Those lines of the data that hold the word "Sister" are to be copied out.

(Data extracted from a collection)
== == ==
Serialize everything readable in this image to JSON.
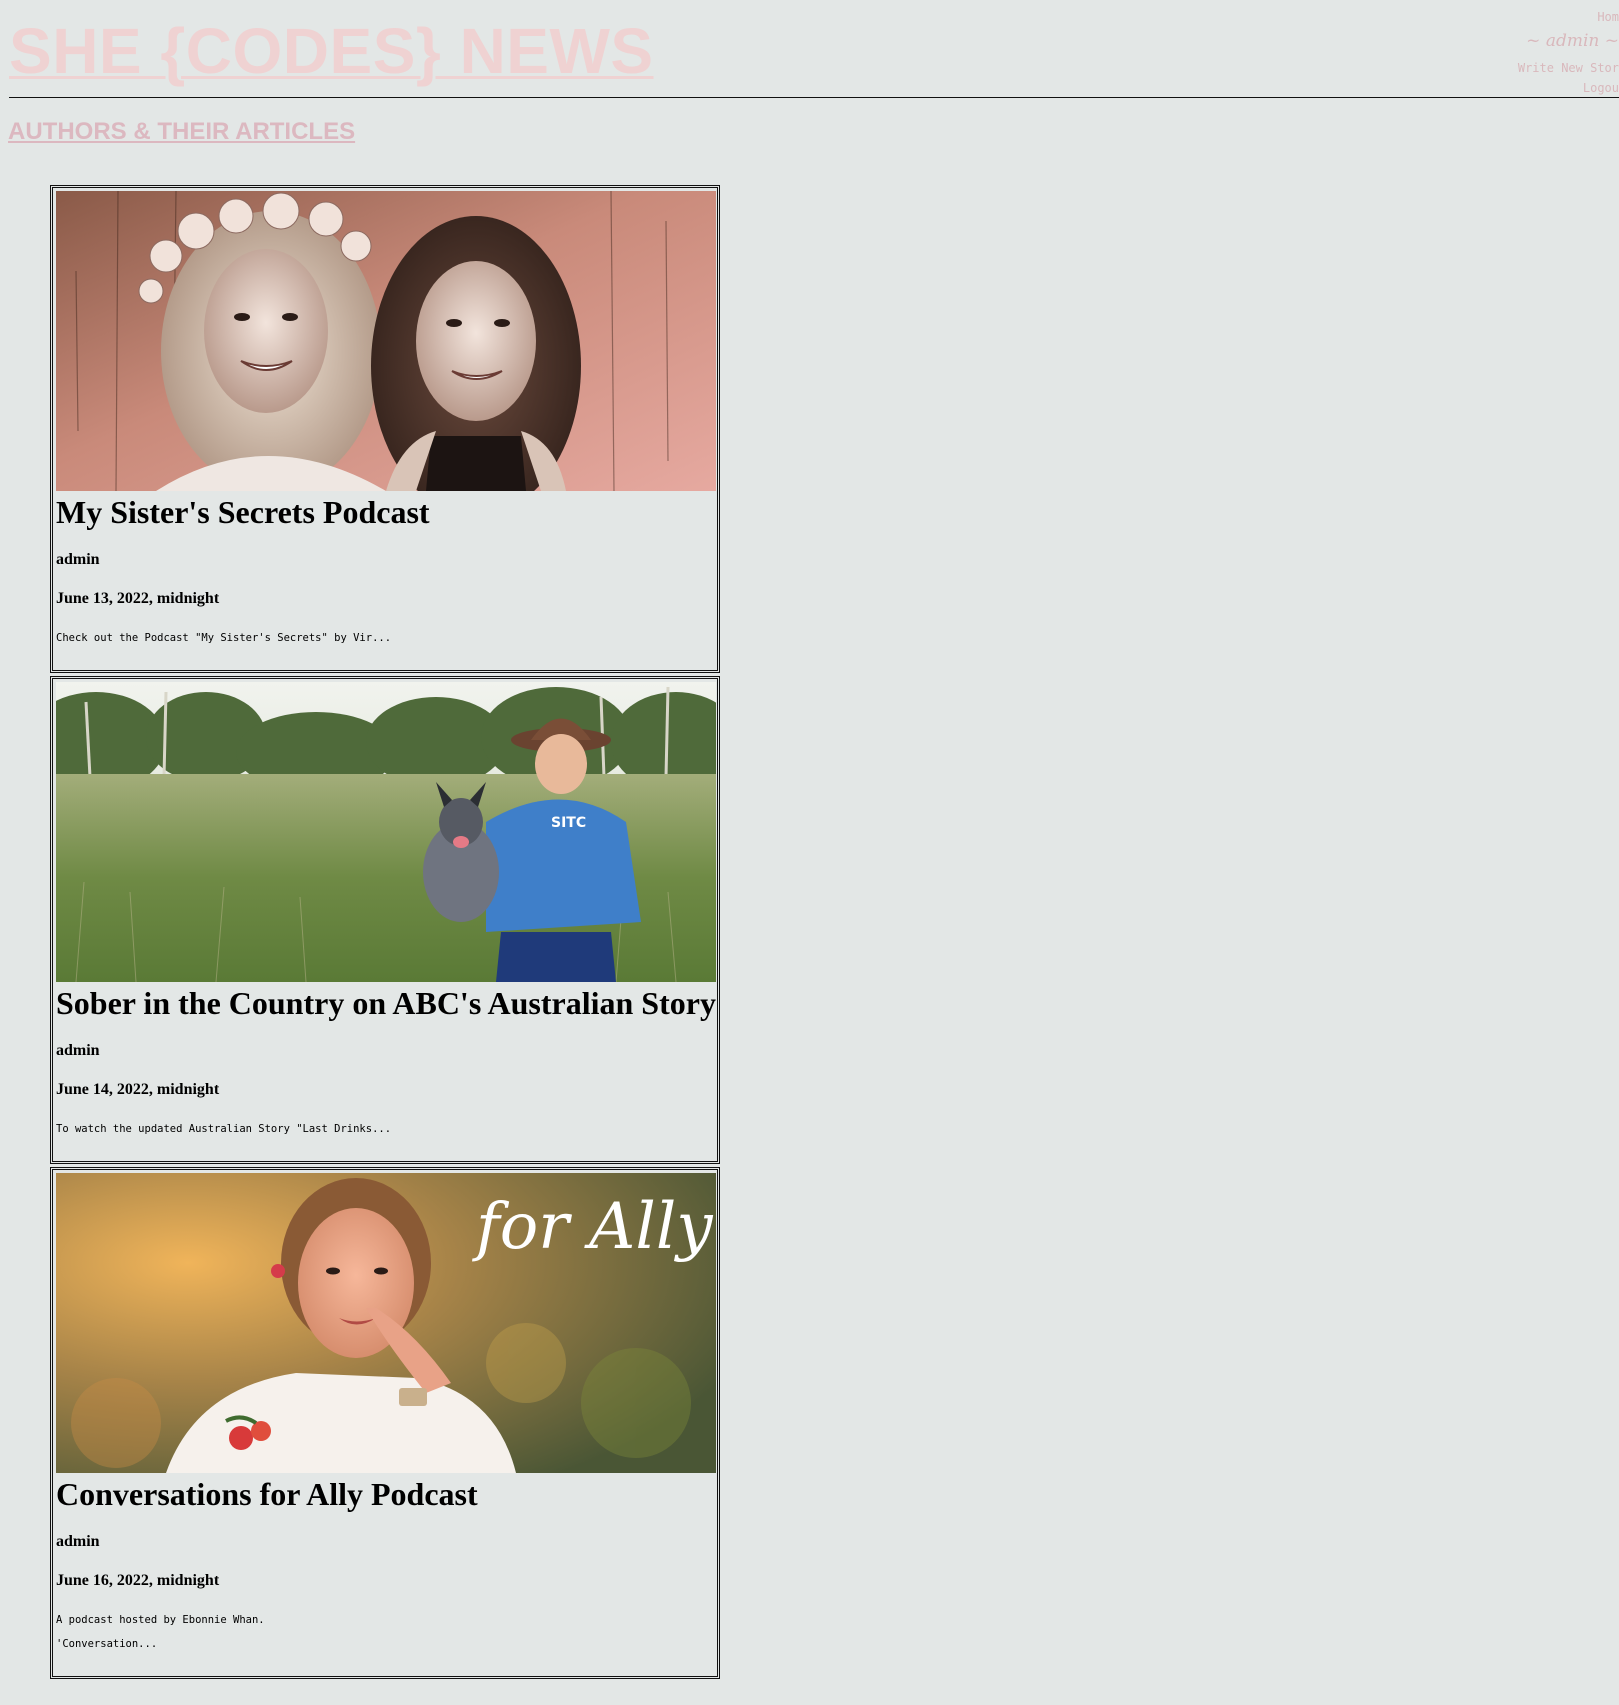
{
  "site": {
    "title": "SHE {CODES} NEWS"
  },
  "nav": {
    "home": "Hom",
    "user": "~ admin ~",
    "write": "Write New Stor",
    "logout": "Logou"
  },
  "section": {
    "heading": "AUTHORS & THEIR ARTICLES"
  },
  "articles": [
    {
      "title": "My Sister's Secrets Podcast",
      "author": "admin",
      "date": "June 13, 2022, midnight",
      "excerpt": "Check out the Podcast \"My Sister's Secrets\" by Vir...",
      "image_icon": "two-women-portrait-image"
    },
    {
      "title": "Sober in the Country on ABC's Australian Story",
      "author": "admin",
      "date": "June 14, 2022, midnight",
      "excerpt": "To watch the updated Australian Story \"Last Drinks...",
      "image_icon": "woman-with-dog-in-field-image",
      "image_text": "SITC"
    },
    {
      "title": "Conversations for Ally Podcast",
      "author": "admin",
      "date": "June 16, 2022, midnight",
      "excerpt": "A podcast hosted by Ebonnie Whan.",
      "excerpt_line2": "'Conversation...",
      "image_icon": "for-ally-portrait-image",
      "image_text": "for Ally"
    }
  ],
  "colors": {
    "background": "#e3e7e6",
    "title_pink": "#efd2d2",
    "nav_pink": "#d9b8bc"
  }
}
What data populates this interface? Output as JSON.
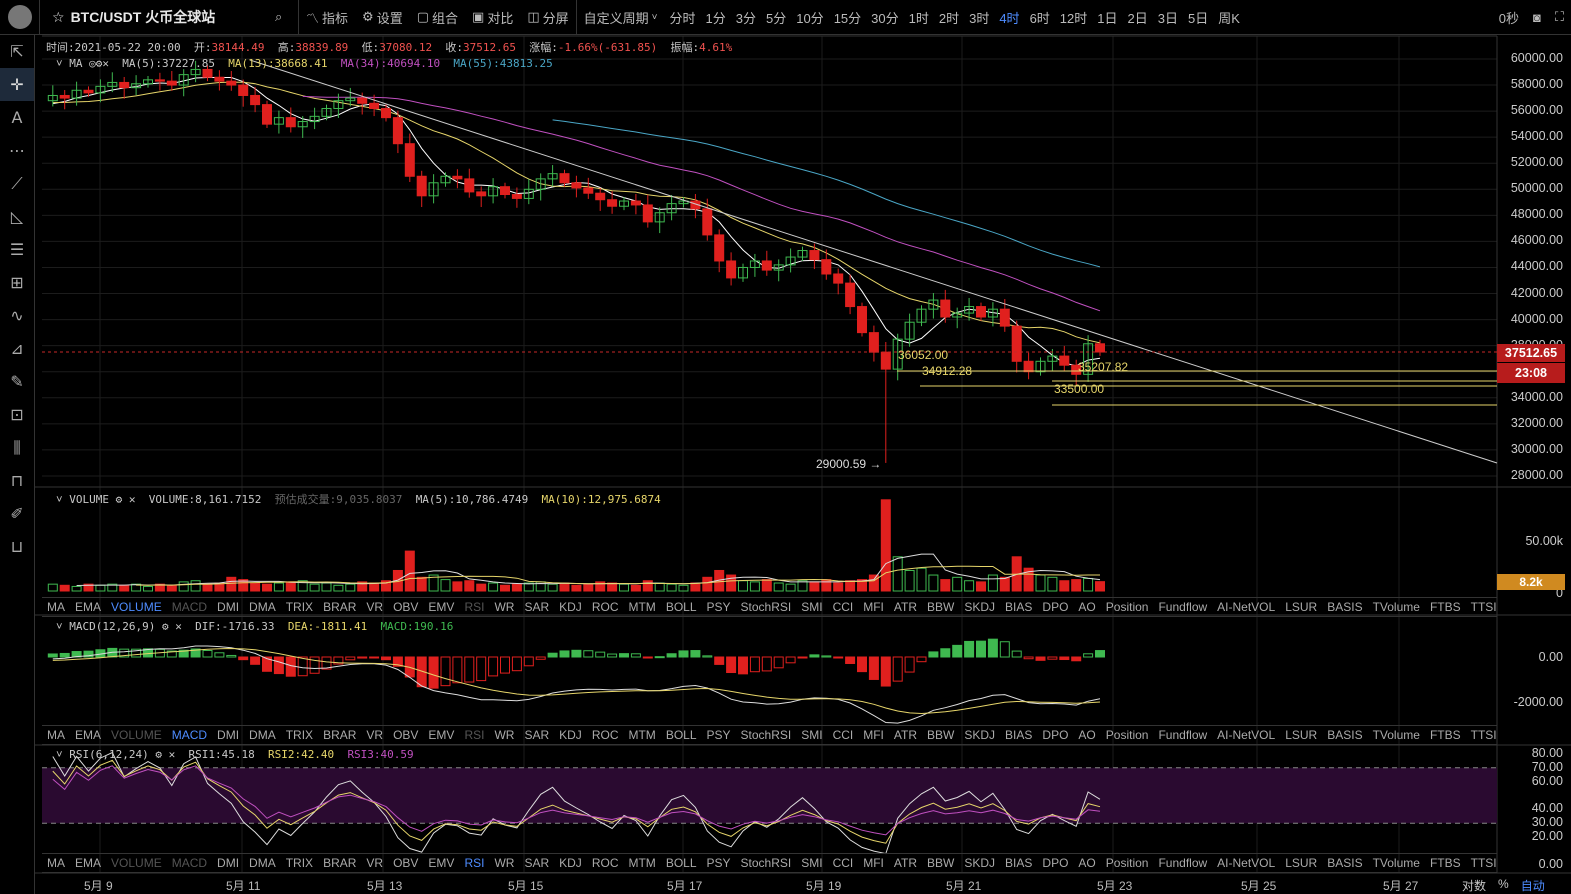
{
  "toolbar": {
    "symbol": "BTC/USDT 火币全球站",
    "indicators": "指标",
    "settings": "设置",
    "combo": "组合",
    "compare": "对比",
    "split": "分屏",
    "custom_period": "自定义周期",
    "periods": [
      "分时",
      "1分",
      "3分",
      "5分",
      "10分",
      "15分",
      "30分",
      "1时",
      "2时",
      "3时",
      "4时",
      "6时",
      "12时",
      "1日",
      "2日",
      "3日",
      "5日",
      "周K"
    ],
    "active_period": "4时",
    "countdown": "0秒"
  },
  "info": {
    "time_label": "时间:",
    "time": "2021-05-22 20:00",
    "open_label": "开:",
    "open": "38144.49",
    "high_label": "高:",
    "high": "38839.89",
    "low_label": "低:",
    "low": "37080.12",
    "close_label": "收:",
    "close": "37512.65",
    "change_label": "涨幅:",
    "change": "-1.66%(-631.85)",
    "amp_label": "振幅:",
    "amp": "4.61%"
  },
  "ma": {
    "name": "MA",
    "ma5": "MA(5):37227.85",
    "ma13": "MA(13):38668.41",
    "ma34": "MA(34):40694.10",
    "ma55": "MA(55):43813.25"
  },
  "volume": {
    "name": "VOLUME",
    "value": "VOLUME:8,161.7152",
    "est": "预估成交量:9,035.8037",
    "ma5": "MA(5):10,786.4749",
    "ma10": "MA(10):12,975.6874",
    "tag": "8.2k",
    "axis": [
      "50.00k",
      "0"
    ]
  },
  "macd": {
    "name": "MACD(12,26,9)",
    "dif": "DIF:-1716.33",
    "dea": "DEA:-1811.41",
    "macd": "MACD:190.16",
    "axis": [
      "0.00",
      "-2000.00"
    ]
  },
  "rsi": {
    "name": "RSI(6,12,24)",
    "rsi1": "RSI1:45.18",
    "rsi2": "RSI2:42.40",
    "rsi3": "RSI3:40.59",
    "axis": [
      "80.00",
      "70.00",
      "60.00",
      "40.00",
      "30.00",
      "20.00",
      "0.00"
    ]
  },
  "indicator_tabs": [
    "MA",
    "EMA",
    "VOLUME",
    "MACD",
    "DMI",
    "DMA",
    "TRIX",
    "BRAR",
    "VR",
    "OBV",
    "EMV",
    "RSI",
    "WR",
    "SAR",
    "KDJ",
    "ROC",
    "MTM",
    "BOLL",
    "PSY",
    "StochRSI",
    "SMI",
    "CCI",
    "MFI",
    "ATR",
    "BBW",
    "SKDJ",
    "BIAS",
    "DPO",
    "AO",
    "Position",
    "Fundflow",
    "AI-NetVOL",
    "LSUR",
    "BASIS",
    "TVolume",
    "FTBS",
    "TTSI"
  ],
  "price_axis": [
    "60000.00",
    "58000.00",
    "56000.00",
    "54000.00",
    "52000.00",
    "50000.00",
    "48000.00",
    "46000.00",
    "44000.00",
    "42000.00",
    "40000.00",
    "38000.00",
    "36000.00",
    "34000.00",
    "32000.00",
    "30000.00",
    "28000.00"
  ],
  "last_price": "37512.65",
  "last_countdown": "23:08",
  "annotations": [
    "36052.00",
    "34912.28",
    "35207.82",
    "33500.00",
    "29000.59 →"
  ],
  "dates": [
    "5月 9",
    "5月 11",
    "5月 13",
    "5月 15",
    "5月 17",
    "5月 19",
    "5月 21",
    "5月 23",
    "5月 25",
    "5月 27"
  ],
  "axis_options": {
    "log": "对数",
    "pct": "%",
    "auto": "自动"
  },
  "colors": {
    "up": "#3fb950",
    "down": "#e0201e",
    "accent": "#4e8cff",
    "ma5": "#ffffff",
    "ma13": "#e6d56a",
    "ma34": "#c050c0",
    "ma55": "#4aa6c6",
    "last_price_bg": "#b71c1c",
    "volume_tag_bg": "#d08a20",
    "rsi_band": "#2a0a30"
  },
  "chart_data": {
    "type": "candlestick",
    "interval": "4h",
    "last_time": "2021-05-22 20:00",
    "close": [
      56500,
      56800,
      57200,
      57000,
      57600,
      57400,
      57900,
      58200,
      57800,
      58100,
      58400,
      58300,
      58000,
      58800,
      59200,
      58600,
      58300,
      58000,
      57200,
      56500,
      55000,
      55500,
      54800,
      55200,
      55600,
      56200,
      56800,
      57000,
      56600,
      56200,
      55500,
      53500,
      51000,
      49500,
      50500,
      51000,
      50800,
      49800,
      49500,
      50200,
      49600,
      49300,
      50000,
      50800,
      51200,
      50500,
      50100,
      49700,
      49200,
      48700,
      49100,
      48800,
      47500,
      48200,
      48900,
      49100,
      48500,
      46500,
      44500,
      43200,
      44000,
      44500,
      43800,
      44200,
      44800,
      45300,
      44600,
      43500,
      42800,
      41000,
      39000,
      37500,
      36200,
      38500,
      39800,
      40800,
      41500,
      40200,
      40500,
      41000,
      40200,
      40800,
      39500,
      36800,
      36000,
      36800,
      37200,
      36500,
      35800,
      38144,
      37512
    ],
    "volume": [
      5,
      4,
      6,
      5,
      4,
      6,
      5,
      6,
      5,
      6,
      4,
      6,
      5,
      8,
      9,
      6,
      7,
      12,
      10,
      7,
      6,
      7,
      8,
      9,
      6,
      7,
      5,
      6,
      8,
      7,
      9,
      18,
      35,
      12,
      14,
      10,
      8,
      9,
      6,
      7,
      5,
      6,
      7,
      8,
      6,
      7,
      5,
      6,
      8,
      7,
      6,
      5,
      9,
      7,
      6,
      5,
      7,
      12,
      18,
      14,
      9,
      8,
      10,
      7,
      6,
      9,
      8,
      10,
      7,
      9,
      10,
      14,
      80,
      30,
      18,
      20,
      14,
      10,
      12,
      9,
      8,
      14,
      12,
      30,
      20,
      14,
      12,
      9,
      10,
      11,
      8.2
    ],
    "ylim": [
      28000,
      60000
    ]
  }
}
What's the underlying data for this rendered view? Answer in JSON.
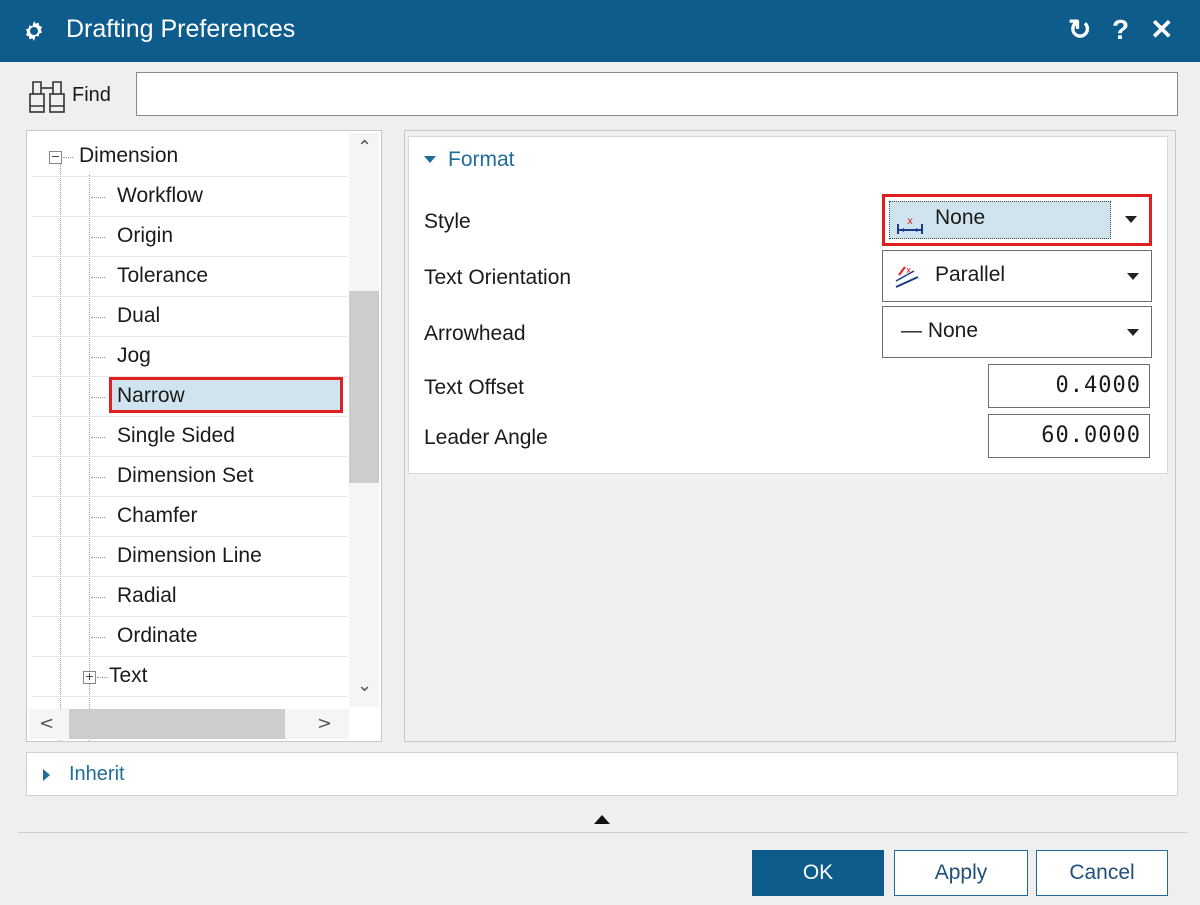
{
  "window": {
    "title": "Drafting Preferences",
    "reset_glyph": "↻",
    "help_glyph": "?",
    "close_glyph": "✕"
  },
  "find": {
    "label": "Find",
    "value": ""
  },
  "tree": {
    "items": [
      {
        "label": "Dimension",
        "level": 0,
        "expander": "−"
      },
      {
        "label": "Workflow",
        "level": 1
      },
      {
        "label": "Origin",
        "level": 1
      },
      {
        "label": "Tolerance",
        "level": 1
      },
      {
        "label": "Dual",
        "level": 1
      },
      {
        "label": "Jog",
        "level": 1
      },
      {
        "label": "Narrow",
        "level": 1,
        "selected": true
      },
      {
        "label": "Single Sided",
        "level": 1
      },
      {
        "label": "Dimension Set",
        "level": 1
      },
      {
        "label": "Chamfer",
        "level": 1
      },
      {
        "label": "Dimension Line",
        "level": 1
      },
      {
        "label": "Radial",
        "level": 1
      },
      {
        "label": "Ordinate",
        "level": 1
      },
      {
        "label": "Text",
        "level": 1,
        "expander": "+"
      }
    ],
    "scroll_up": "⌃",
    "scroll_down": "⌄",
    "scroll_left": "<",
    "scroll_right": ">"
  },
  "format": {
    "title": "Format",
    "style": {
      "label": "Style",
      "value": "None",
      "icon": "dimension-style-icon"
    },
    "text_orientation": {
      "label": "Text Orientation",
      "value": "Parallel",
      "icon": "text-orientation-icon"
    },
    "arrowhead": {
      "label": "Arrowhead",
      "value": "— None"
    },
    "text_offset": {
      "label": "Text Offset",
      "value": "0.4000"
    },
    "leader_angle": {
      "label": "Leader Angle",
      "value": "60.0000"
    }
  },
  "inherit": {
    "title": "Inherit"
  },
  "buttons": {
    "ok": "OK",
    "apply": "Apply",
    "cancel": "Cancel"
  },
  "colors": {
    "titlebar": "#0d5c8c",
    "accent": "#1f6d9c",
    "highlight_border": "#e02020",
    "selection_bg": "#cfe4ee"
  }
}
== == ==
__YOUR SOLUTION__.
      "title": "My Sister's Secrets Podcast",
      "excerpt": "Check out the Podcast \"My Sister's Secrets\" by Vir...",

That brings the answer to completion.